Guard: I’m seeing just folks coming out with four or five prescriptions in their hands.

Rachel: Every day?

Guard: Every day.

Rachel: Same people?

Guard: Same people.

Rachel: And he says, sometimes, patients resold the pills right in this lot.

Guard: Pills going for $200 a pill.

Rachel: A pill? One pill?

Guard: One pill was going for $200.

Rachel: The warrant says, at times, Dr. Stokes would sign blank prescriptions. Investigators also say, he’d often write 72 prescriptions a day, charge $500 per visit, and rake in more than $1 million a month.

Rachel: That seems odd for a doctor only to take cash.

Page: Well, it is, and it’s not true. Dr. Stokes took insurance. He had a number of insurance patients.

Rachel: Page Pate is Dr. Stokes’ defense attorney.

Page: If his practice doesn’t fit into the mold that these government agents want it to fit into, that doesn’t mean he’s guilty of a crime.

Rachel: As for all those out of state license plates we saw…

Page: You’ve got to remember, clinics all across the country are being shut down. I mean, there are very few doctors who are willing to treat chronic pain patients.

Rachel: Now, even though this clinic has been shut down for several days, that security guard told me this lot was full this morning with patients wanting to get pills. Now, that doctor has entered a not-guilty plea, and he is out on bond.
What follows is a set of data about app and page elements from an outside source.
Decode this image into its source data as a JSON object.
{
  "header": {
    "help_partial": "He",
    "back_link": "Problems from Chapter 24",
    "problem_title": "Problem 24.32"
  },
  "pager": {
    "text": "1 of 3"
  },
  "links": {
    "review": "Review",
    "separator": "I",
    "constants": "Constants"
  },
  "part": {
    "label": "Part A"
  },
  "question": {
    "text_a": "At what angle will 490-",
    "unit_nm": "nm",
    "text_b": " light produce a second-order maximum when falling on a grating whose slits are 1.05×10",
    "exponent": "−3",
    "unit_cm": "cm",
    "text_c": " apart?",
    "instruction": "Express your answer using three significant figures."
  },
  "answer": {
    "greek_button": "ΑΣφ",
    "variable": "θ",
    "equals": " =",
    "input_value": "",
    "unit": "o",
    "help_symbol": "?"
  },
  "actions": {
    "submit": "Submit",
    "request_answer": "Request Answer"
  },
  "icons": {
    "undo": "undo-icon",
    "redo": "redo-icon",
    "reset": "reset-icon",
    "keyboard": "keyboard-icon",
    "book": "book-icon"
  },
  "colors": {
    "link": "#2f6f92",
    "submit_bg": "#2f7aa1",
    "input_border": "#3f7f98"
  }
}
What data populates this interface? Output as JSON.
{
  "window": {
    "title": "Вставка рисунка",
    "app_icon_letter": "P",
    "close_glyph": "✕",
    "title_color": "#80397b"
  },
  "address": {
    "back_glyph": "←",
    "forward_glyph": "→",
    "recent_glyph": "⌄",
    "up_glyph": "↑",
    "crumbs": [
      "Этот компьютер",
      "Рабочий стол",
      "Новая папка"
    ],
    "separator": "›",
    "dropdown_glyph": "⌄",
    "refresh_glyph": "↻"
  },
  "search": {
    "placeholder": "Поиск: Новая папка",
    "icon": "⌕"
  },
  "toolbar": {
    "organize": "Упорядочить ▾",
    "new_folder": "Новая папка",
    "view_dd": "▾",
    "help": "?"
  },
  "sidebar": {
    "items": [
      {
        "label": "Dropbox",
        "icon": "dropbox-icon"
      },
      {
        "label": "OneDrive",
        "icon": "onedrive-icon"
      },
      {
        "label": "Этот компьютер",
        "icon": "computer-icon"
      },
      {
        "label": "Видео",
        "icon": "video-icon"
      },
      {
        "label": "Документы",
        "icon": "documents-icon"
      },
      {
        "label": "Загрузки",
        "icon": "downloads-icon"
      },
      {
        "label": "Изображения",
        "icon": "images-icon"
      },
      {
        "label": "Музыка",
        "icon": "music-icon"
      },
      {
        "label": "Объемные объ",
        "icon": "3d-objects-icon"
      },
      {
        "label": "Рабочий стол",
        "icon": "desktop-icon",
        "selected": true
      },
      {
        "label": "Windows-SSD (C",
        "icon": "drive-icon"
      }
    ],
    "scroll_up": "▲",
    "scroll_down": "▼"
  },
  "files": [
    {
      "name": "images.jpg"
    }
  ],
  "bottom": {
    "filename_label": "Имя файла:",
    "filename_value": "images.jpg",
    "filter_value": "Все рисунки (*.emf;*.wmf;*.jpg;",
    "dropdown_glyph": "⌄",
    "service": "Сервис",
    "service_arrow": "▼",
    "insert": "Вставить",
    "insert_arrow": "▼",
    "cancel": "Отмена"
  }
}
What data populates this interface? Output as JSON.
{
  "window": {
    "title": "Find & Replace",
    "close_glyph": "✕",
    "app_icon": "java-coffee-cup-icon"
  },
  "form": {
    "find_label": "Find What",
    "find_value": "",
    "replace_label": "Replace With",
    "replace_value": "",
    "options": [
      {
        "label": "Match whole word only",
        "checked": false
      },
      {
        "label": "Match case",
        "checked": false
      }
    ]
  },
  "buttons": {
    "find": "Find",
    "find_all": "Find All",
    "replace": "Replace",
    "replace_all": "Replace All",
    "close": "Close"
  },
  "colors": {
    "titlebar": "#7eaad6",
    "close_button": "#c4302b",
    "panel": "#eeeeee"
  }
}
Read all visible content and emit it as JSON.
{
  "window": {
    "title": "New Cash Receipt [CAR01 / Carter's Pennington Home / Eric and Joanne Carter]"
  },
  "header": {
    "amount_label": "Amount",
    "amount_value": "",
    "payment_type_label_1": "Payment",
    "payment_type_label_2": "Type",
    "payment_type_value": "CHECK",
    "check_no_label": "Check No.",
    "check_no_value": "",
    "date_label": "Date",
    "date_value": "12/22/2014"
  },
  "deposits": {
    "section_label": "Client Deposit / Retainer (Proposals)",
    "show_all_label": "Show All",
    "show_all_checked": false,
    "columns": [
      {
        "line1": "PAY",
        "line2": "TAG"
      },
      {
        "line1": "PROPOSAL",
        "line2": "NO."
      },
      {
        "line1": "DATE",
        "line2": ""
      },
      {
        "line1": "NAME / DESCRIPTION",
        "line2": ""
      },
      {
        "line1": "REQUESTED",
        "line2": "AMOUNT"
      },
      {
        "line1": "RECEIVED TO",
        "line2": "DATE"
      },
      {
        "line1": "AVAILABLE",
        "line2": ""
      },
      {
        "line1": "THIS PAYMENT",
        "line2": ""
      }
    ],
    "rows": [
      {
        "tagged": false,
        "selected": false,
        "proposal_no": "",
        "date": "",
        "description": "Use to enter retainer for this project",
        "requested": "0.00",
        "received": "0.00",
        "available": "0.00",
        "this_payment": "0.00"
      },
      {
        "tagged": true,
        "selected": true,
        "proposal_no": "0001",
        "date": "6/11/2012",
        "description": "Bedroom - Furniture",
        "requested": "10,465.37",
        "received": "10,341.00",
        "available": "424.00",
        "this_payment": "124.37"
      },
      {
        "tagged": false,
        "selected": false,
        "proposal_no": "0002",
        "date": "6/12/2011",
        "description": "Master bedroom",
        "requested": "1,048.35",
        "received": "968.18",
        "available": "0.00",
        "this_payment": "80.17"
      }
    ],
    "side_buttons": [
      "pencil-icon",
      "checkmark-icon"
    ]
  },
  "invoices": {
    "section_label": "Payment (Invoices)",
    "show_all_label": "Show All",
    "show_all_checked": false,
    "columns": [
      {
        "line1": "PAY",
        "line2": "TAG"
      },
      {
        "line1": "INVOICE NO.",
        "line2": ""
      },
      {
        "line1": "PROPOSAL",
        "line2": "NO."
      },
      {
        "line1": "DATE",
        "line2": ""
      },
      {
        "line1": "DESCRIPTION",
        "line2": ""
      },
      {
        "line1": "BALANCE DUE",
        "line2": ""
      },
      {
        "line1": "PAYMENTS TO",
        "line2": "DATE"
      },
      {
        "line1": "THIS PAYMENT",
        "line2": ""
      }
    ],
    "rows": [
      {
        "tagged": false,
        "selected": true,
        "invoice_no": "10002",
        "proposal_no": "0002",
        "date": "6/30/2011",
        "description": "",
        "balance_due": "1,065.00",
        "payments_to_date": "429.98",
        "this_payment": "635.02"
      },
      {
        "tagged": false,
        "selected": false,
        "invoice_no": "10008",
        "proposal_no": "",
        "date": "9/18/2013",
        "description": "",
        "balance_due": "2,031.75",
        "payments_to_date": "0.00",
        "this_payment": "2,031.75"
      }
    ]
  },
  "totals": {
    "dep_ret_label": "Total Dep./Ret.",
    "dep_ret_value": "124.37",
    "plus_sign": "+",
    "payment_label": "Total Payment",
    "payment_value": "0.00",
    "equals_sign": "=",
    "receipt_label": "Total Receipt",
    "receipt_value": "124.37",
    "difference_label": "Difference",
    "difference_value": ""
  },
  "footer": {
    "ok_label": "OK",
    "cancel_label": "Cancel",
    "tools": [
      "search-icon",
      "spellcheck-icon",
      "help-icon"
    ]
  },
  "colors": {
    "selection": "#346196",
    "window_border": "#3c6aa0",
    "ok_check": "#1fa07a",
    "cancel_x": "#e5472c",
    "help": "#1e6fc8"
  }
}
Reporting live in Alpharetta, Rachel Stockman, Channel Two Action News.


Top 40 Under 40
Best Lawyers
Thomas Church
Rated by Super Lawyers

loading ...